*ACTION ITEM*
I need the number of lines in the following entries that hold the word "true", and no other text.

*DATA*

++++++++++++++++++++

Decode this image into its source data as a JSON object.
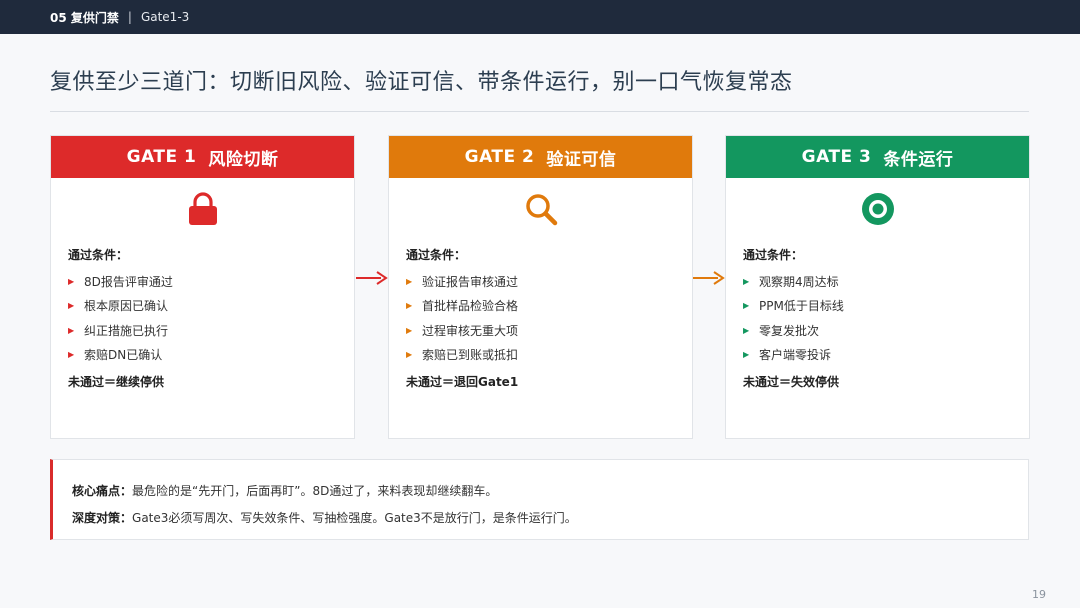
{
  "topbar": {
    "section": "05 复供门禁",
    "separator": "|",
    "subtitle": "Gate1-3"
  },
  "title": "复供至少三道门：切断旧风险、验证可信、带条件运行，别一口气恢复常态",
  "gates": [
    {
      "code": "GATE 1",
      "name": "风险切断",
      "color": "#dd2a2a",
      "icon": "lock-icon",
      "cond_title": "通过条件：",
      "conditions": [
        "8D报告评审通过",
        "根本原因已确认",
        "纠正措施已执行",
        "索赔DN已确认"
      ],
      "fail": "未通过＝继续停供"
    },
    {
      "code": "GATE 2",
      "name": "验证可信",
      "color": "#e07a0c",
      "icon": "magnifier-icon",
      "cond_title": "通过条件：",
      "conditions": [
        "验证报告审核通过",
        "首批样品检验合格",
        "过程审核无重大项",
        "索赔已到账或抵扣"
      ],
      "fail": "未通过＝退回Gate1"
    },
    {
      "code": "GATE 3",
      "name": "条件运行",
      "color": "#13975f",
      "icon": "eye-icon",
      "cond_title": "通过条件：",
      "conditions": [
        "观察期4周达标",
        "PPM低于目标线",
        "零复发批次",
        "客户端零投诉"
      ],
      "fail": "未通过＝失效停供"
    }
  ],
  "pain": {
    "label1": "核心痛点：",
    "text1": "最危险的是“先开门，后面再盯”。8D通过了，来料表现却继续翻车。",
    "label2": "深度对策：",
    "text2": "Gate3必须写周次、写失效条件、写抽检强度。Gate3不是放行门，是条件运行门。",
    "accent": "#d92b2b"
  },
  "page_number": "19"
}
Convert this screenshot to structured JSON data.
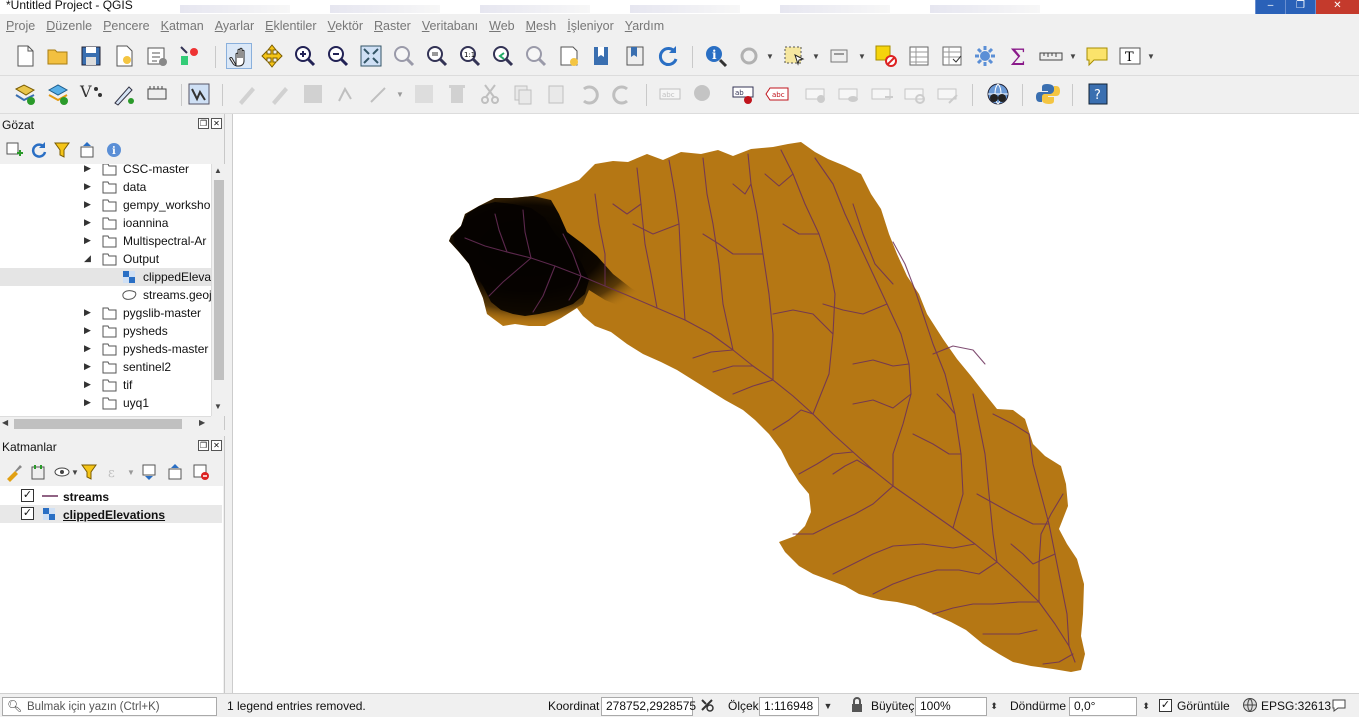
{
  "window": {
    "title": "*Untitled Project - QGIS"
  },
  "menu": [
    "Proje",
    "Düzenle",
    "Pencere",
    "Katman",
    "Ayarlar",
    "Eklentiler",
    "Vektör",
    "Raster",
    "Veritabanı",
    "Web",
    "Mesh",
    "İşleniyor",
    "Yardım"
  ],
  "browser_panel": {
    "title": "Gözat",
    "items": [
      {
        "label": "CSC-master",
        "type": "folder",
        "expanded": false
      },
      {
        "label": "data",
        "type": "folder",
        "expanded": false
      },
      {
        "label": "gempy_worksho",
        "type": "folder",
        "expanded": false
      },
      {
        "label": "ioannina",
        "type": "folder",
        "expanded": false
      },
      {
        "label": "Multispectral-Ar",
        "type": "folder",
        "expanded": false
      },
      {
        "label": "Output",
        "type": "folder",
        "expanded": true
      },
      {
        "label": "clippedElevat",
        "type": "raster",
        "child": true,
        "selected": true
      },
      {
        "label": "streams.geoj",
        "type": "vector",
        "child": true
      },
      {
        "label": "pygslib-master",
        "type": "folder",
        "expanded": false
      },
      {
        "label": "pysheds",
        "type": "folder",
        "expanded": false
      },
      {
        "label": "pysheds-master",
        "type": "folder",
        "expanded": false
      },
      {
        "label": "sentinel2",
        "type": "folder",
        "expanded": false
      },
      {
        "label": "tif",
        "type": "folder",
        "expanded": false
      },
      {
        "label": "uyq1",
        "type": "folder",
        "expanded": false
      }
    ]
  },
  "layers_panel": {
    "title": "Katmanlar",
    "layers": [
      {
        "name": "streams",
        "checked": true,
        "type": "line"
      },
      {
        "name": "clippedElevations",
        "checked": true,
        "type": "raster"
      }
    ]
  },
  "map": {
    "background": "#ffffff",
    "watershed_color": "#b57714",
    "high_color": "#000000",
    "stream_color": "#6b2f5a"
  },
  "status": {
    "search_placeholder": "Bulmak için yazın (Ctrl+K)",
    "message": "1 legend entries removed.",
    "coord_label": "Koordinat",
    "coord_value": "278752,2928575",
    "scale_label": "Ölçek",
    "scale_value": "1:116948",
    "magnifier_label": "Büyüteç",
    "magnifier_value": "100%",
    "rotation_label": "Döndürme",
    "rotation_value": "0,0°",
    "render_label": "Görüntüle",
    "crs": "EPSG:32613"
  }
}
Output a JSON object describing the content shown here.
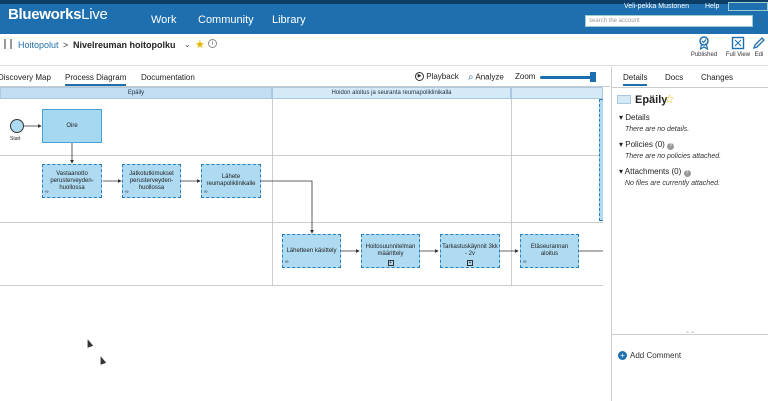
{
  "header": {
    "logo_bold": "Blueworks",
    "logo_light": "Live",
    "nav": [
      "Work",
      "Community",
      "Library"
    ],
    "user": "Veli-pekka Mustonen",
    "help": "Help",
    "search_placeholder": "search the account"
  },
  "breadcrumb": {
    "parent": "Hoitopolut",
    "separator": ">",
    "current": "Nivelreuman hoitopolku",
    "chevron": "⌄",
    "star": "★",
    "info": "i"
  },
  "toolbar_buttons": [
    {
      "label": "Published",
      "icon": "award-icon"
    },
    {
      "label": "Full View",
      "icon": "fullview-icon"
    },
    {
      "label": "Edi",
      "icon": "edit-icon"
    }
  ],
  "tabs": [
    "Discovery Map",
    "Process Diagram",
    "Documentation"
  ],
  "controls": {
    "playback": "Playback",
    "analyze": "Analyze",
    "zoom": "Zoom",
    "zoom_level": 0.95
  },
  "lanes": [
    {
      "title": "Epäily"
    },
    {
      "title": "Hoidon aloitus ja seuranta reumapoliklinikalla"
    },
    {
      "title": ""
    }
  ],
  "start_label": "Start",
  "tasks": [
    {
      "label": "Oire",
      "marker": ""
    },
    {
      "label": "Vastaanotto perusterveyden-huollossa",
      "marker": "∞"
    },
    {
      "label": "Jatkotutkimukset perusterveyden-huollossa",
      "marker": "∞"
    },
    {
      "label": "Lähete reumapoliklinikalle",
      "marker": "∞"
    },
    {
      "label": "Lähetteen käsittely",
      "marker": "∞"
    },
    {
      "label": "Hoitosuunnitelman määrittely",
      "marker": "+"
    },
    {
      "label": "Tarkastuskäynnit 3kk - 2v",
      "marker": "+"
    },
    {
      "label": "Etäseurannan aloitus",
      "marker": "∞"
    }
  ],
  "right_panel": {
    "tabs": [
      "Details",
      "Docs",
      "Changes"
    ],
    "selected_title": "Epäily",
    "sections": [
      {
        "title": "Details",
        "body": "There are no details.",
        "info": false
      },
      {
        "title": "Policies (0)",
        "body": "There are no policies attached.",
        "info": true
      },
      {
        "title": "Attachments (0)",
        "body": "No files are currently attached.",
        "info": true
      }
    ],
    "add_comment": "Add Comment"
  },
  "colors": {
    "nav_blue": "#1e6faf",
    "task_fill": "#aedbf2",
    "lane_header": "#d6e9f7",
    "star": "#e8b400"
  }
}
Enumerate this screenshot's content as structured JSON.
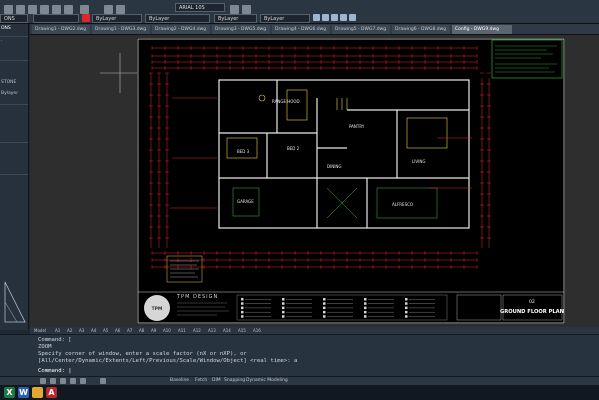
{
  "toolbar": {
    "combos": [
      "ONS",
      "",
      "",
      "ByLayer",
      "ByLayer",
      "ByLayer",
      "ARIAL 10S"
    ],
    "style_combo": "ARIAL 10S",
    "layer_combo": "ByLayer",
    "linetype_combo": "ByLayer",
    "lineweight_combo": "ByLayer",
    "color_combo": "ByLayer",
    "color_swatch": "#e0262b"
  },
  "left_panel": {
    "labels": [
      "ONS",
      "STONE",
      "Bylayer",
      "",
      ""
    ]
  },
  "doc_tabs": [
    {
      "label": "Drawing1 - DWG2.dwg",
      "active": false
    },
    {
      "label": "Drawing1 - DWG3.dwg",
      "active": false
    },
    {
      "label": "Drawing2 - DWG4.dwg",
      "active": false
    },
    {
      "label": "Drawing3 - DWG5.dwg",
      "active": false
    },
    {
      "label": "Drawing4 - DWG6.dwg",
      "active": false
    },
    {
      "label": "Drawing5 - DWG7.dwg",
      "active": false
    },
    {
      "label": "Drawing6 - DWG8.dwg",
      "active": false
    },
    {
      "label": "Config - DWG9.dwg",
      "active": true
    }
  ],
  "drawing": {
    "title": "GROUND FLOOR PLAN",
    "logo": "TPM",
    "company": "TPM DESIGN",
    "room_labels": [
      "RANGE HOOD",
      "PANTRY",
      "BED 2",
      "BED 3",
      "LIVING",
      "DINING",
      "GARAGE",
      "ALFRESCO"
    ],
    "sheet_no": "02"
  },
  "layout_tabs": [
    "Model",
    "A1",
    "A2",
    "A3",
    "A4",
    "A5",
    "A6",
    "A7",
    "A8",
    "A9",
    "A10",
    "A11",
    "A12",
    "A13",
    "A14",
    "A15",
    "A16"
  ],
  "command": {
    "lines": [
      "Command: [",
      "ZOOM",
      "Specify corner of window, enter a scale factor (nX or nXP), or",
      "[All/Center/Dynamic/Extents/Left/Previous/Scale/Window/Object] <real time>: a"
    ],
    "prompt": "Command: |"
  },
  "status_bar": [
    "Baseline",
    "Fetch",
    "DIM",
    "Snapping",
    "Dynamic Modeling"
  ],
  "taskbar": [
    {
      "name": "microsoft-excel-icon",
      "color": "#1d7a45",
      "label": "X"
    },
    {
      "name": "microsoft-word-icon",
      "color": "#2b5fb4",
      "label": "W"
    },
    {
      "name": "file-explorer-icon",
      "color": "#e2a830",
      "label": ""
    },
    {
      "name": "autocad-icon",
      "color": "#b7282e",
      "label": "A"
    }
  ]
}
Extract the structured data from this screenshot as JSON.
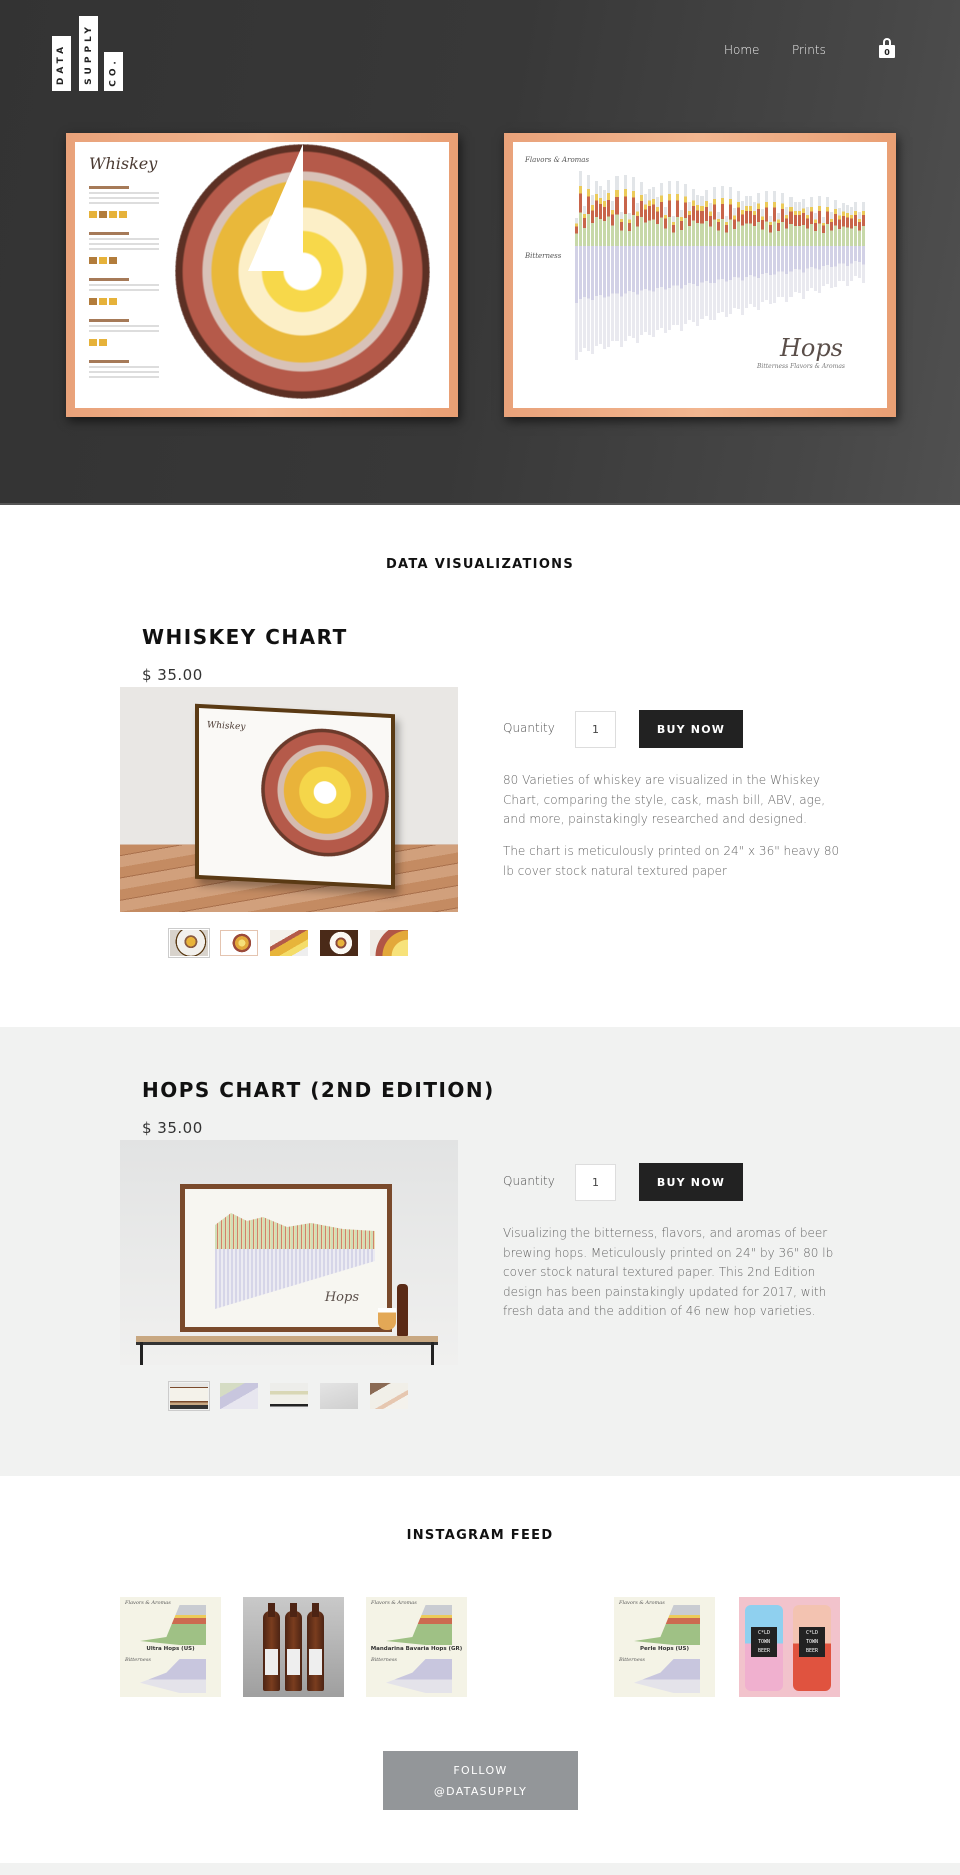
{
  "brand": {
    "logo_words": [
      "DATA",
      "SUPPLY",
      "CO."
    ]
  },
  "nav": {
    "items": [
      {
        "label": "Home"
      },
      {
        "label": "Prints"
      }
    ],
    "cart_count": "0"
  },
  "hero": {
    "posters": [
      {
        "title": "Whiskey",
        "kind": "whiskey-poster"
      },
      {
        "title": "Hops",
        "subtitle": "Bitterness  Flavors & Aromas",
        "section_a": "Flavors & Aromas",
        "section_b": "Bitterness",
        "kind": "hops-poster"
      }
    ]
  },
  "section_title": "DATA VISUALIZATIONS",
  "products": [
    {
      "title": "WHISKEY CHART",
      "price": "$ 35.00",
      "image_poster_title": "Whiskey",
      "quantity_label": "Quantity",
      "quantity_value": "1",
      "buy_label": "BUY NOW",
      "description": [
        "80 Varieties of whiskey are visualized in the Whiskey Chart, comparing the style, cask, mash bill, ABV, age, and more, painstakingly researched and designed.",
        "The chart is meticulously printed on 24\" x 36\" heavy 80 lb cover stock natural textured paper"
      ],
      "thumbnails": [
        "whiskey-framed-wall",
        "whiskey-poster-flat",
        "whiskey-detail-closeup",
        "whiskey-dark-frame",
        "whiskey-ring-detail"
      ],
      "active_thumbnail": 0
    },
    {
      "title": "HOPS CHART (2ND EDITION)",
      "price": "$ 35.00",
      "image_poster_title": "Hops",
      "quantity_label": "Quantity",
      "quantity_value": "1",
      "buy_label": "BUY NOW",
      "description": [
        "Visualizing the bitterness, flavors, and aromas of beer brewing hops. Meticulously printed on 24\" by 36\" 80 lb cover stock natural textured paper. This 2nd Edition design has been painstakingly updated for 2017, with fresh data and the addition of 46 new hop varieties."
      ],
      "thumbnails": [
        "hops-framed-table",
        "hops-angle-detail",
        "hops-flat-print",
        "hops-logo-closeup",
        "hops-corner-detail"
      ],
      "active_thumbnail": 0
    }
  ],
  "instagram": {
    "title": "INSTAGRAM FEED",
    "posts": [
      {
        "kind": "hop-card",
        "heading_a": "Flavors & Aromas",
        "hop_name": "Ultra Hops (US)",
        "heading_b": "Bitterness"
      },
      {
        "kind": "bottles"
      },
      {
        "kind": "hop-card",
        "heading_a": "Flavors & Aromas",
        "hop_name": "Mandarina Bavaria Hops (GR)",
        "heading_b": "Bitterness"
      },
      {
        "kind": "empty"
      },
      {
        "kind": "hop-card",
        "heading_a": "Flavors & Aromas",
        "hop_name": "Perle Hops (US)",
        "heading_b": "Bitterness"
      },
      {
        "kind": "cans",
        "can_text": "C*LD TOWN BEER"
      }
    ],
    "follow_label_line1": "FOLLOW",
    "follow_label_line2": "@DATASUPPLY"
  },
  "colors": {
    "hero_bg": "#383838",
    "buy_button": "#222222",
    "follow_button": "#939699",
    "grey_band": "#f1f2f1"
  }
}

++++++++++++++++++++

*EXERCISE ANSWER*
9